“It’s what amounts to a de facto condemnation,” Doug Johnson, a retired architect who lives near the playground, told the Village Council. “Not a single one of you fine people would put up in your backyard what you’ve put in our backyard. It’s defied common sense. … I wish I could bring you folks over every day. It’s that perpetual thing where you can’t plan a dinner on your own deck, you can’t have friends on your screen porch, you can’t plan a party in your backyard. We all knew it was going to be a park and we knew it had kids. You guys have taken the rubber band and pulled it as far as it can go. We’re totally disgusted in what has happened.”
Flat Rock Mayor Bob Staton said that the playground was sited where it was because it needed to be near the parking lot and the bathrooms.

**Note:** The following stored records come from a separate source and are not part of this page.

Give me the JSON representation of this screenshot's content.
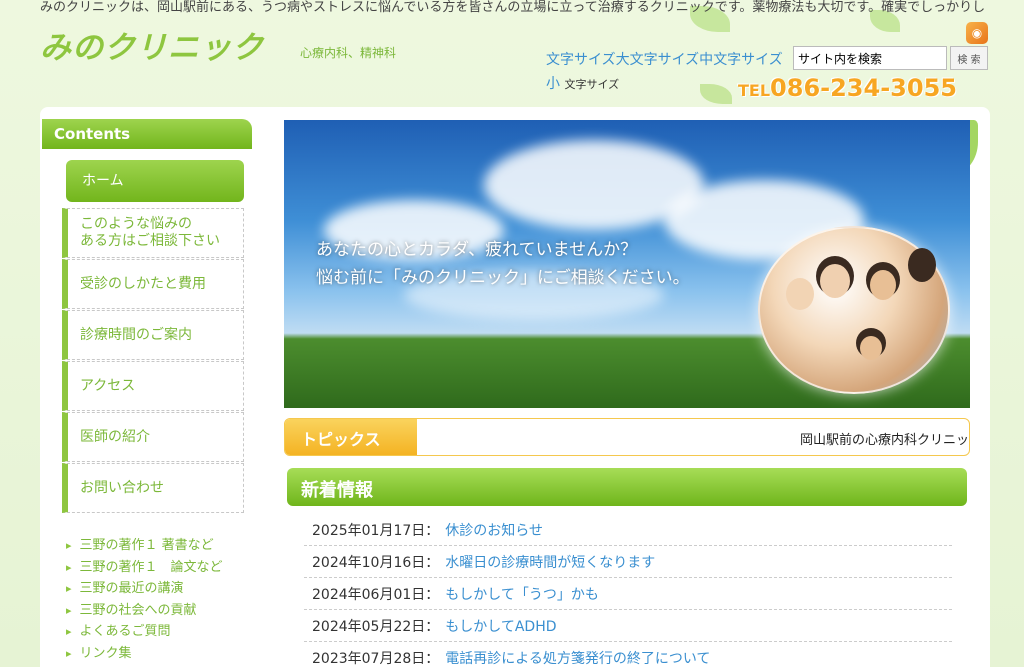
{
  "header": {
    "tagline": "みのクリニックは、岡山駅前にある、うつ病やストレスに悩んでいる方を皆さんの立場に立って治療するクリニックです。薬物療法も大切です。確実でしっかりし",
    "logo": "みのクリニック",
    "logo_sub": "心療内科、精神科",
    "font_size": {
      "large": "文字サイズ大",
      "medium": "文字サイズ中",
      "small": "文字サイズ小",
      "label": "文字サイズ"
    },
    "search_value": "サイト内を検索",
    "search_button": "検 索",
    "tel_prefix": "TEL",
    "tel_number": "086-234-3055"
  },
  "sidebar": {
    "heading": "Contents",
    "nav": [
      {
        "label": "ホーム"
      },
      {
        "label": "このような悩みの\nある方はご相談下さい"
      },
      {
        "label": "受診のしかたと費用"
      },
      {
        "label": "診療時間のご案内"
      },
      {
        "label": "アクセス"
      },
      {
        "label": "医師の紹介"
      },
      {
        "label": "お問い合わせ"
      }
    ],
    "sub_links": [
      {
        "label": "三野の著作１ 著書など"
      },
      {
        "label": "三野の著作１　論文など"
      },
      {
        "label": "三野の最近の講演"
      },
      {
        "label": "三野の社会への貢献"
      },
      {
        "label": "よくあるご質問"
      },
      {
        "label": "リンク集"
      }
    ]
  },
  "hero": {
    "line1": "あなたの心とカラダ、疲れていませんか？",
    "line2": "悩む前に「みのクリニック」にご相談ください。"
  },
  "topics": {
    "label": "トピックス",
    "ticker": "岡山駅前の心療内科クリニッ"
  },
  "news": {
    "heading": "新着情報",
    "items": [
      {
        "date": "2025年01月17日：",
        "title": "休診のお知らせ"
      },
      {
        "date": "2024年10月16日：",
        "title": "水曜日の診療時間が短くなります"
      },
      {
        "date": "2024年06月01日：",
        "title": "もしかして「うつ」かも"
      },
      {
        "date": "2024年05月22日：",
        "title": "もしかしてADHD"
      },
      {
        "date": "2023年07月28日：",
        "title": "電話再診による処方箋発行の終了について"
      }
    ]
  },
  "colors": {
    "brand_green": "#8ec63f",
    "accent_orange": "#f7a622",
    "link_blue": "#3a8fd0",
    "topics_yellow": "#f4b323"
  }
}
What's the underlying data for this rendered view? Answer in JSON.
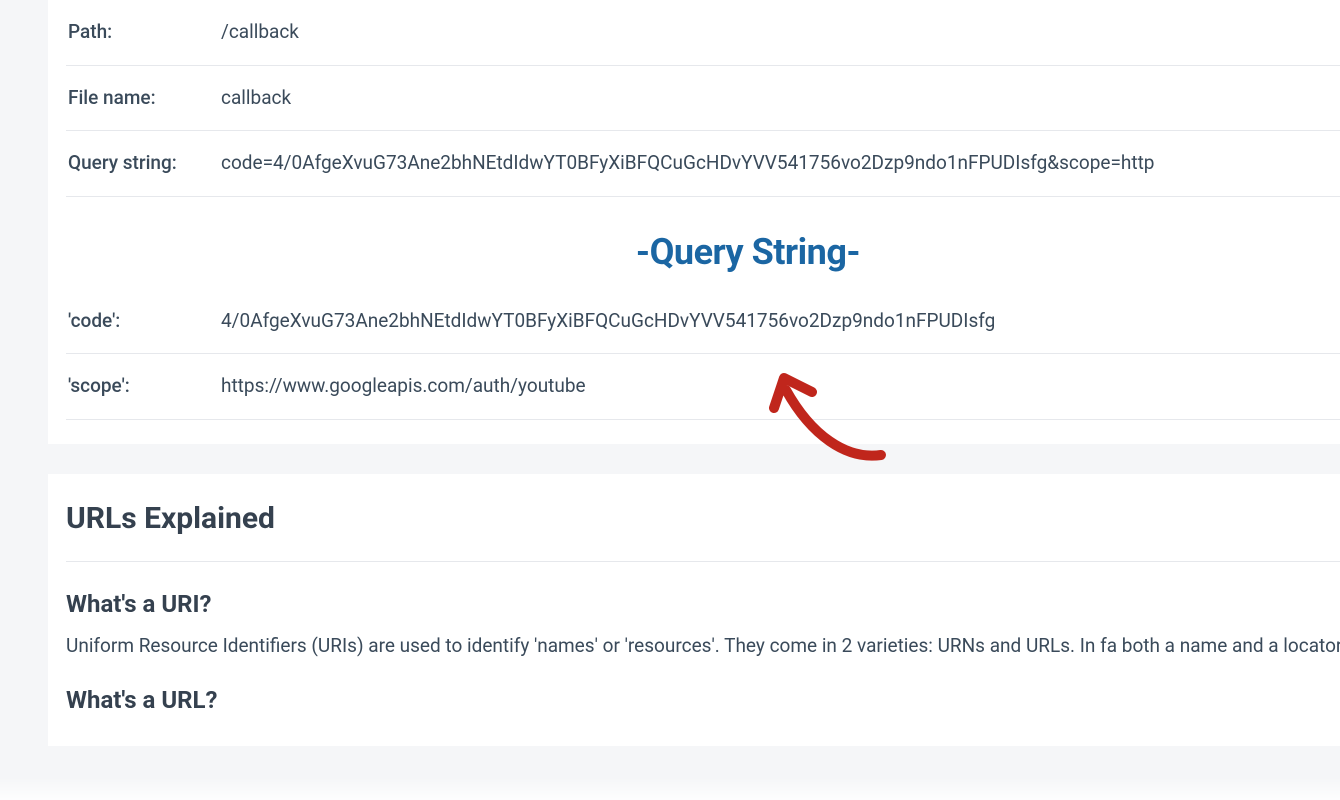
{
  "table1": {
    "rows": [
      {
        "label": "Path:",
        "value": "/callback"
      },
      {
        "label": "File name:",
        "value": "callback"
      },
      {
        "label": "Query string:",
        "value": "code=4/0AfgeXvuG73Ane2bhNEtdIdwYT0BFyXiBFQCuGcHDvYVV541756vo2Dzp9ndo1nFPUDIsfg&scope=http"
      }
    ]
  },
  "querySectionTitle": "-Query String-",
  "table2": {
    "rows": [
      {
        "label": "'code':",
        "value": "4/0AfgeXvuG73Ane2bhNEtdIdwYT0BFyXiBFQCuGcHDvYVV541756vo2Dzp9ndo1nFPUDIsfg"
      },
      {
        "label": "'scope':",
        "value": "https://www.googleapis.com/auth/youtube"
      }
    ]
  },
  "explained": {
    "heading": "URLs Explained",
    "sub1": "What's a URI?",
    "para1": "Uniform Resource Identifiers (URIs) are used to identify 'names' or 'resources'. They come in 2 varieties: URNs and URLs. In fa both a name and a locator!",
    "sub2": "What's a URL?"
  }
}
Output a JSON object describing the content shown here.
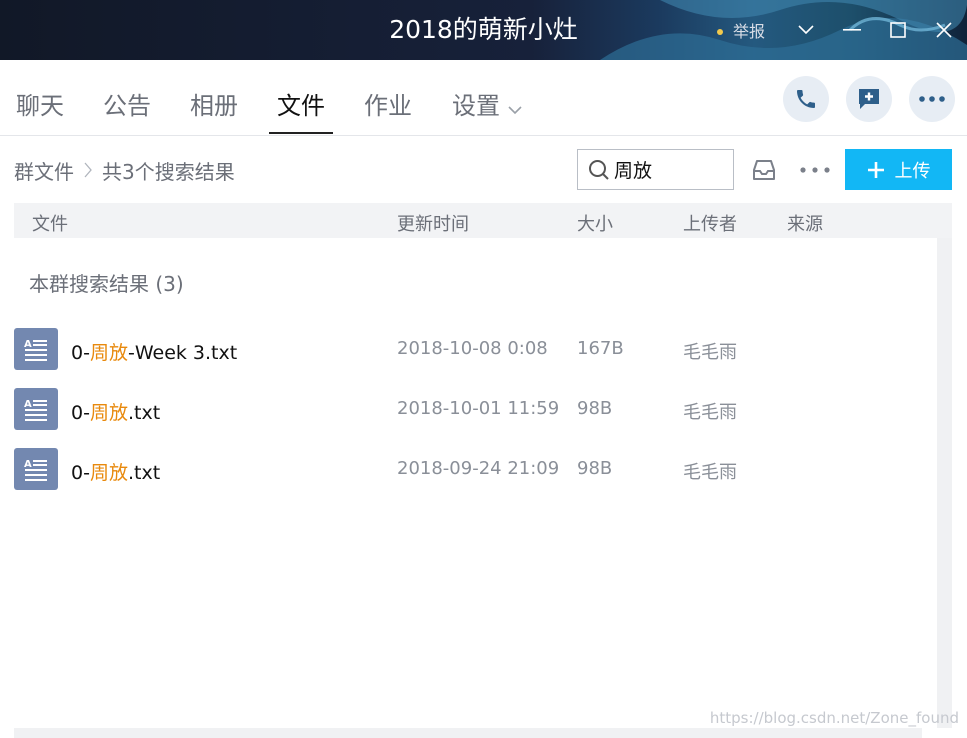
{
  "window": {
    "title": "2018的萌新小灶",
    "report_label": "举报"
  },
  "tabs": [
    {
      "label": "聊天",
      "active": false
    },
    {
      "label": "公告",
      "active": false
    },
    {
      "label": "相册",
      "active": false
    },
    {
      "label": "文件",
      "active": true
    },
    {
      "label": "作业",
      "active": false
    },
    {
      "label": "设置",
      "active": false
    }
  ],
  "actions": {
    "call_icon": "phone-icon",
    "message_icon": "message-plus-icon",
    "more_icon": "more-icon"
  },
  "breadcrumb": {
    "root": "群文件",
    "current": "共3个搜索结果"
  },
  "search": {
    "value": "周放"
  },
  "upload": {
    "label": "上传",
    "color": "#12b7f5"
  },
  "table": {
    "columns": [
      "文件",
      "更新时间",
      "大小",
      "上传者",
      "来源"
    ],
    "section_title": "本群搜索结果 (3)",
    "rows": [
      {
        "name_prefix": "0-",
        "name_highlight": "周放",
        "name_suffix": "-Week 3.txt",
        "time": "2018-10-08 0:08",
        "size": "167B",
        "uploader": "毛毛雨",
        "source": ""
      },
      {
        "name_prefix": "0-",
        "name_highlight": "周放",
        "name_suffix": ".txt",
        "time": "2018-10-01 11:59",
        "size": "98B",
        "uploader": "毛毛雨",
        "source": ""
      },
      {
        "name_prefix": "0-",
        "name_highlight": "周放",
        "name_suffix": ".txt",
        "time": "2018-09-24 21:09",
        "size": "98B",
        "uploader": "毛毛雨",
        "source": ""
      }
    ]
  },
  "watermark": "https://blog.csdn.net/Zone_found",
  "colors": {
    "highlight": "#e8890c",
    "file_icon": "#7388b0"
  }
}
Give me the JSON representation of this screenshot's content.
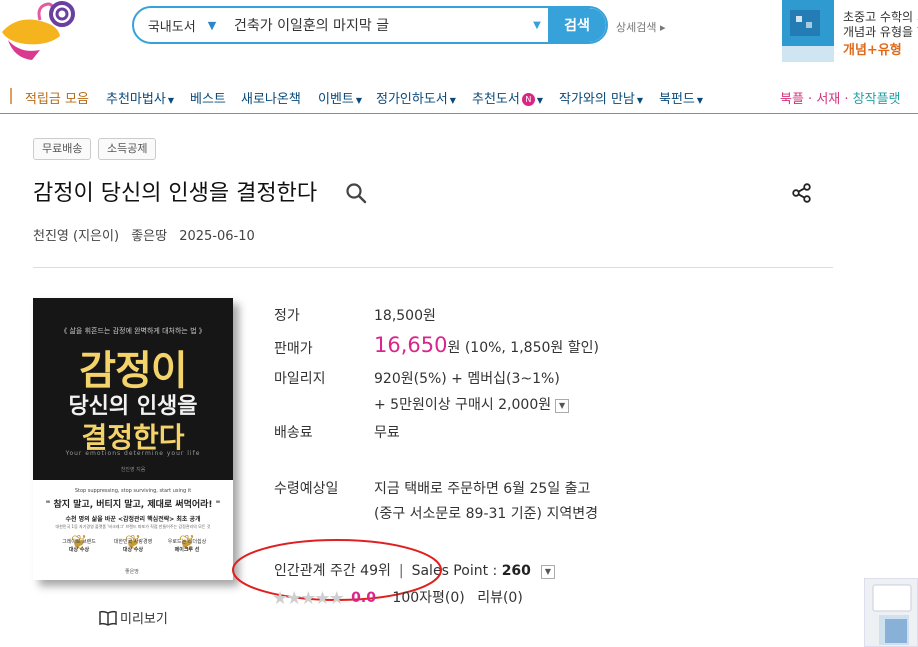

There’s some buffering between the play area and the homes but the neighbors want a sound barrier or, better yet, they want the Village Council to move the playground away.
Although council members did not rule that out, they said it would not be simple or cheap.
“First of all you have to grade the site,” Staton said. “You can’t just, as one gentleman suggested, bring a crane in and pick it up and move it.”
As an immediate response, the council members agreed to move picnic tables further away from Highland Golf Villa homes and temporarily wall off a large pipe that seems to invite little children to scream. A $5,000 sound study the council ordered concluded that the noise generally was no louder than conversational level but that intermittent high-pitched screams of children could be an annoyance. Residents of the development, which has 44 homes, said the tunnel amplifies sound.
The council agreed to plug the tunnel for two weeks and then ask residents whether that made a difference. Some said that might help but others pointed out that the high-rise design of the playground with its four towers allows sound to carry. Even a sound barrier would not work, they added, unless it was very high. Estimates of a new landscaped berm to block noise have run as high as $100,0000.